Public input can make a difference
A first-hand glimpse at the California State Legislature’s process for passing a budget is enlightening, if troubling. The Democrats, who hold a supermajority in both houses, spend the months leading up to the last-minute vote crafting a plan and unveiling it only hours before asking their Republican colleagues to approve it. None of them do, but it does not matter because their minority votes are unnecessary to moving forward. Still, conservative legislators stand up and criticize the lack of transparency and failure to address long-term fiscal concerns and ask why they are not included in the process. Meanwhile Democrats mill about the room holding side conversations with one another and occasionally walk back to the press pit where they share a chuckle with members of the press corps about how fun it is to watch the rankled conservatives rail about not getting to read the document beforehand.
The only thing more disturbing than the scene itself is the fact that virtually no one in the mainstream media is reporting on this utter breakdown of public trust. No one reports on how the trailers tacked onto the budget bill create further long-term obligations for one-time funds. And few report on how taxes approved by voters to save the picked-over revenues to prop up education have been diverted instead to projects like high-speed rail.
It is too late for us to hope for a different solution at the state level — at least year. But we do have an opportunity tonight to make our voices heard when the Ridgecrest City Council considers approval of the budget at tonight’s meeting, at 6 p.m. in City Council Chambers.
Our council members have castigated their state counterparts for deferring action on fiscally responsible governance. But we can forge our own destiny on the municipal level. We don’t have to allow public service to fall victim to the disastrous formula of rising costs of bureaucracy and diminishing revenue streams.
A testament to the comparatively engaged attitude of the local populace is that fact that our local proceedings have drawn more attendants than the silent few who witnessed those at the state level.
Recent scandals at the federal level of government remind us that participation from the voting public is a critical component to transparency and accountability.

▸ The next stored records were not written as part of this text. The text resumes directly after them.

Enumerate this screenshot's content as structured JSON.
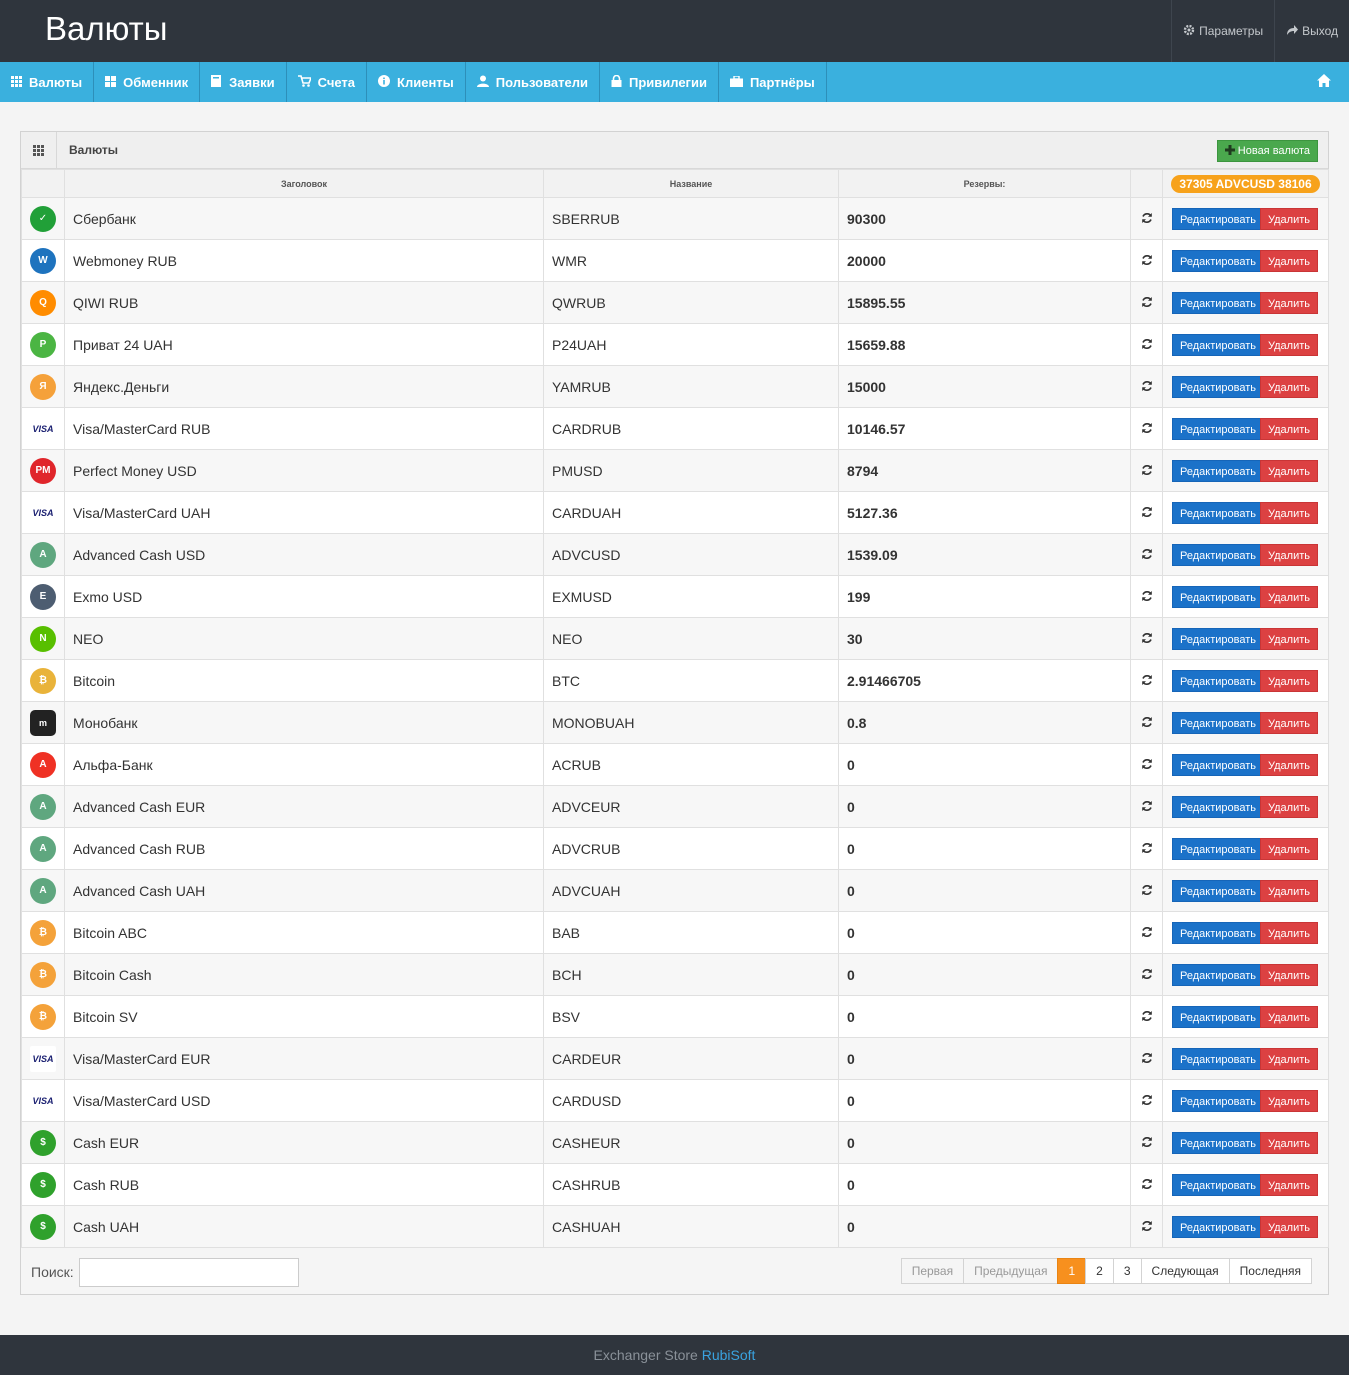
{
  "header": {
    "title": "Валюты",
    "links": [
      {
        "label": "Параметры",
        "icon": "gear-icon"
      },
      {
        "label": "Выход",
        "icon": "share-arrow-icon"
      }
    ]
  },
  "nav": {
    "items": [
      {
        "label": "Валюты",
        "icon": "grid-icon"
      },
      {
        "label": "Обменник",
        "icon": "windows-icon"
      },
      {
        "label": "Заявки",
        "icon": "book-icon"
      },
      {
        "label": "Счета",
        "icon": "cart-icon"
      },
      {
        "label": "Клиенты",
        "icon": "info-icon"
      },
      {
        "label": "Пользователи",
        "icon": "user-icon"
      },
      {
        "label": "Привилегии",
        "icon": "lock-icon"
      },
      {
        "label": "Партнёры",
        "icon": "briefcase-icon"
      }
    ],
    "home_icon": "home-icon"
  },
  "panel": {
    "title": "Валюты",
    "new_button": "Новая валюта",
    "reserve_total": "37305 ADVCUSD 38106",
    "columns": {
      "title": "Заголовок",
      "name": "Название",
      "reserves": "Резервы:"
    },
    "edit_label": "Редактировать",
    "delete_label": "Удалить",
    "rows": [
      {
        "title": "Сбербанк",
        "code": "SBERRUB",
        "reserve": "90300",
        "icon": "sberbank-icon",
        "color": "#21a038"
      },
      {
        "title": "Webmoney RUB",
        "code": "WMR",
        "reserve": "20000",
        "icon": "webmoney-icon",
        "color": "#1e73be"
      },
      {
        "title": "QIWI RUB",
        "code": "QWRUB",
        "reserve": "15895.55",
        "icon": "qiwi-icon",
        "color": "#ff8c00"
      },
      {
        "title": "Приват 24 UAH",
        "code": "P24UAH",
        "reserve": "15659.88",
        "icon": "privat24-icon",
        "color": "#4bb543"
      },
      {
        "title": "Яндекс.Деньги",
        "code": "YAMRUB",
        "reserve": "15000",
        "icon": "yandex-money-icon",
        "color": "#f5a13a"
      },
      {
        "title": "Visa/MasterCard RUB",
        "code": "CARDRUB",
        "reserve": "10146.57",
        "icon": "visa-mastercard-icon",
        "color": "#1a1f71"
      },
      {
        "title": "Perfect Money USD",
        "code": "PMUSD",
        "reserve": "8794",
        "icon": "perfect-money-icon",
        "color": "#e0262b"
      },
      {
        "title": "Visa/MasterCard UAH",
        "code": "CARDUAH",
        "reserve": "5127.36",
        "icon": "visa-mastercard-icon",
        "color": "#1a1f71"
      },
      {
        "title": "Advanced Cash USD",
        "code": "ADVCUSD",
        "reserve": "1539.09",
        "icon": "advcash-icon",
        "color": "#5fa77f"
      },
      {
        "title": "Exmo USD",
        "code": "EXMUSD",
        "reserve": "199",
        "icon": "exmo-icon",
        "color": "#4d5d71"
      },
      {
        "title": "NEO",
        "code": "NEO",
        "reserve": "30",
        "icon": "neo-icon",
        "color": "#58bf00"
      },
      {
        "title": "Bitcoin",
        "code": "BTC",
        "reserve": "2.91466705",
        "icon": "bitcoin-icon",
        "color": "#e9b33a"
      },
      {
        "title": "Монобанк",
        "code": "MONOBUAH",
        "reserve": "0.8",
        "icon": "monobank-icon",
        "color": "#222222"
      },
      {
        "title": "Альфа-Банк",
        "code": "ACRUB",
        "reserve": "0",
        "icon": "alfa-bank-icon",
        "color": "#ef3124"
      },
      {
        "title": "Advanced Cash EUR",
        "code": "ADVCEUR",
        "reserve": "0",
        "icon": "advcash-icon",
        "color": "#5fa77f"
      },
      {
        "title": "Advanced Cash RUB",
        "code": "ADVCRUB",
        "reserve": "0",
        "icon": "advcash-icon",
        "color": "#5fa77f"
      },
      {
        "title": "Advanced Cash UAH",
        "code": "ADVCUAH",
        "reserve": "0",
        "icon": "advcash-icon",
        "color": "#5fa77f"
      },
      {
        "title": "Bitcoin ABC",
        "code": "BAB",
        "reserve": "0",
        "icon": "bitcoin-icon",
        "color": "#f4a23a"
      },
      {
        "title": "Bitcoin Cash",
        "code": "BCH",
        "reserve": "0",
        "icon": "bitcoin-icon",
        "color": "#f4a23a"
      },
      {
        "title": "Bitcoin SV",
        "code": "BSV",
        "reserve": "0",
        "icon": "bitcoin-icon",
        "color": "#f4a23a"
      },
      {
        "title": "Visa/MasterCard EUR",
        "code": "CARDEUR",
        "reserve": "0",
        "icon": "visa-mastercard-icon",
        "color": "#1a1f71"
      },
      {
        "title": "Visa/MasterCard USD",
        "code": "CARDUSD",
        "reserve": "0",
        "icon": "visa-mastercard-icon",
        "color": "#1a1f71"
      },
      {
        "title": "Cash EUR",
        "code": "CASHEUR",
        "reserve": "0",
        "icon": "cash-dollar-icon",
        "color": "#2fa12c"
      },
      {
        "title": "Cash RUB",
        "code": "CASHRUB",
        "reserve": "0",
        "icon": "cash-dollar-icon",
        "color": "#2fa12c"
      },
      {
        "title": "Cash UAH",
        "code": "CASHUAH",
        "reserve": "0",
        "icon": "cash-dollar-icon",
        "color": "#2fa12c"
      }
    ]
  },
  "search": {
    "label": "Поиск:",
    "value": "",
    "placeholder": ""
  },
  "pagination": {
    "first": "Первая",
    "prev": "Предыдущая",
    "pages": [
      "1",
      "2",
      "3"
    ],
    "current": "1",
    "next": "Следующая",
    "last": "Последняя"
  },
  "footer": {
    "text": "Exchanger Store",
    "brand": "RubiSoft"
  }
}
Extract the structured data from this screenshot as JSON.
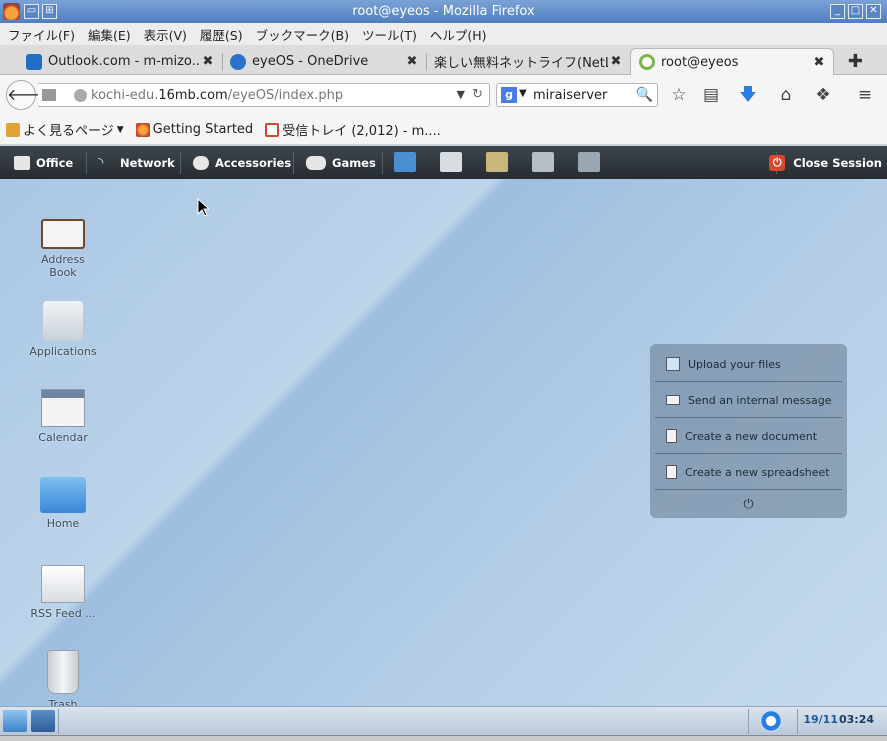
{
  "window": {
    "title": "root@eyeos - Mozilla Firefox"
  },
  "menubar": {
    "items": [
      "ファイル(F)",
      "編集(E)",
      "表示(V)",
      "履歴(S)",
      "ブックマーク(B)",
      "ツール(T)",
      "ヘルプ(H)"
    ]
  },
  "tabs": [
    {
      "label": "Outlook.com - m-mizo...",
      "icon": "outlook-icon",
      "color": "#1e6ec1"
    },
    {
      "label": "eyeOS - OneDrive",
      "icon": "onedrive-icon",
      "color": "#2a73c9"
    },
    {
      "label": "楽しい無料ネットライフ(NetLi...",
      "icon": "",
      "color": ""
    },
    {
      "label": "root@eyeos",
      "icon": "eyeos-icon",
      "color": "#7ab648"
    }
  ],
  "navbar": {
    "url_prefix": "kochi-edu.",
    "url_domain": "16mb.com",
    "url_path": "/eyeOS/index.php",
    "search_value": "miraiserver"
  },
  "bookmarks": [
    {
      "label": "よく見るページ",
      "icon": "folder-icon",
      "has_dropdown": true
    },
    {
      "label": "Getting Started",
      "icon": "firefox-icon"
    },
    {
      "label": "受信トレイ (2,012) - m....",
      "icon": "gmail-icon"
    }
  ],
  "eyebar": {
    "menus": [
      {
        "label": "Office",
        "icon": "briefcase-icon"
      },
      {
        "label": "Network",
        "icon": "wifi-icon"
      },
      {
        "label": "Accessories",
        "icon": "accessories-icon"
      },
      {
        "label": "Games",
        "icon": "gamepad-icon"
      }
    ],
    "apps": [
      "files-app-icon",
      "documents-app-icon",
      "image-app-icon",
      "contacts-app-icon",
      "calendar-app-icon"
    ],
    "close_session": "Close Session"
  },
  "desktop": {
    "icons": [
      {
        "label": "Address Book",
        "name": "address-book-icon"
      },
      {
        "label": "Applications",
        "name": "applications-icon"
      },
      {
        "label": "Calendar",
        "name": "calendar-icon"
      },
      {
        "label": "Home",
        "name": "home-folder-icon"
      },
      {
        "label": "RSS Feed ...",
        "name": "rss-feed-icon"
      },
      {
        "label": "Trash",
        "name": "trash-icon"
      }
    ]
  },
  "quick_panel": {
    "items": [
      {
        "label": "Upload your files",
        "icon": "upload-icon"
      },
      {
        "label": "Send an internal message",
        "icon": "mail-icon"
      },
      {
        "label": "Create a new document",
        "icon": "document-icon"
      },
      {
        "label": "Create a new spreadsheet",
        "icon": "spreadsheet-icon"
      }
    ],
    "power_icon": "power-icon"
  },
  "taskbar": {
    "date": "19/11",
    "time": "03:24"
  }
}
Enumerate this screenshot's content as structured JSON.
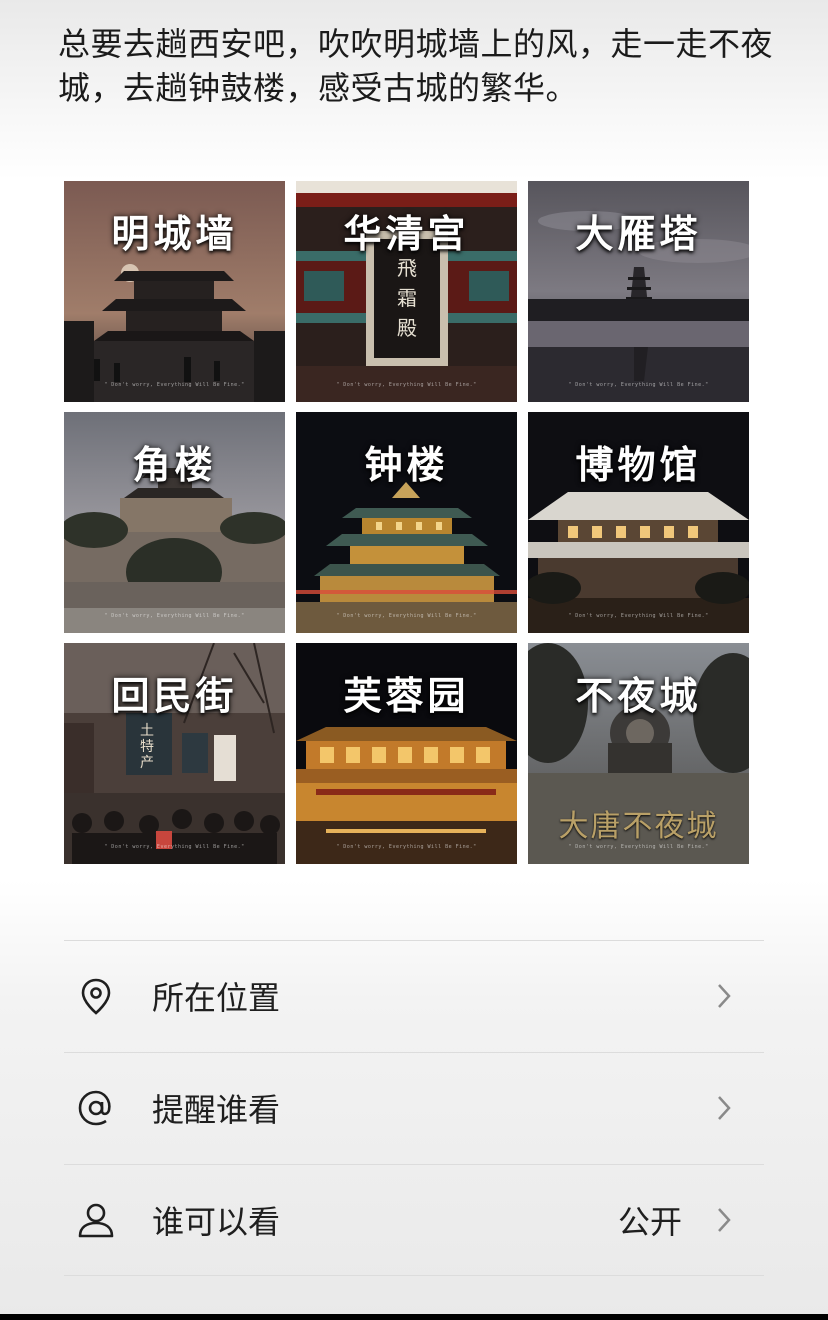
{
  "post": {
    "text": "总要去趟西安吧，吹吹明城墙上的风，走一走不夜城，去趟钟鼓楼，感受古城的繁华。"
  },
  "photos": [
    {
      "title": "明城墙",
      "watermark": "\" Don't worry, Everything Will Be Fine.\""
    },
    {
      "title": "华清宫",
      "plaque": "飛霜殿",
      "watermark": "\" Don't worry, Everything Will Be Fine.\""
    },
    {
      "title": "大雁塔",
      "watermark": "\" Don't worry, Everything Will Be Fine.\""
    },
    {
      "title": "角楼",
      "watermark": "\" Don't worry, Everything Will Be Fine.\""
    },
    {
      "title": "钟楼",
      "watermark": "\" Don't worry, Everything Will Be Fine.\""
    },
    {
      "title": "博物馆",
      "watermark": "\" Don't worry, Everything Will Be Fine.\""
    },
    {
      "title": "回民街",
      "sign": "土特产",
      "watermark": "\" Don't worry, Everything Will Be Fine.\""
    },
    {
      "title": "芙蓉园",
      "watermark": "\" Don't worry, Everything Will Be Fine.\""
    },
    {
      "title": "不夜城",
      "stone": "大唐不夜城",
      "watermark": "\" Don't worry, Everything Will Be Fine.\""
    }
  ],
  "options": {
    "location": {
      "label": "所在位置",
      "icon": "location-pin-icon"
    },
    "mention": {
      "label": "提醒谁看",
      "icon": "at-icon"
    },
    "visibility": {
      "label": "谁可以看",
      "value": "公开",
      "icon": "person-icon"
    }
  }
}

We all have an opportunity to exercise our right to be a part of that process tonight.Story First Published: 2013-06-19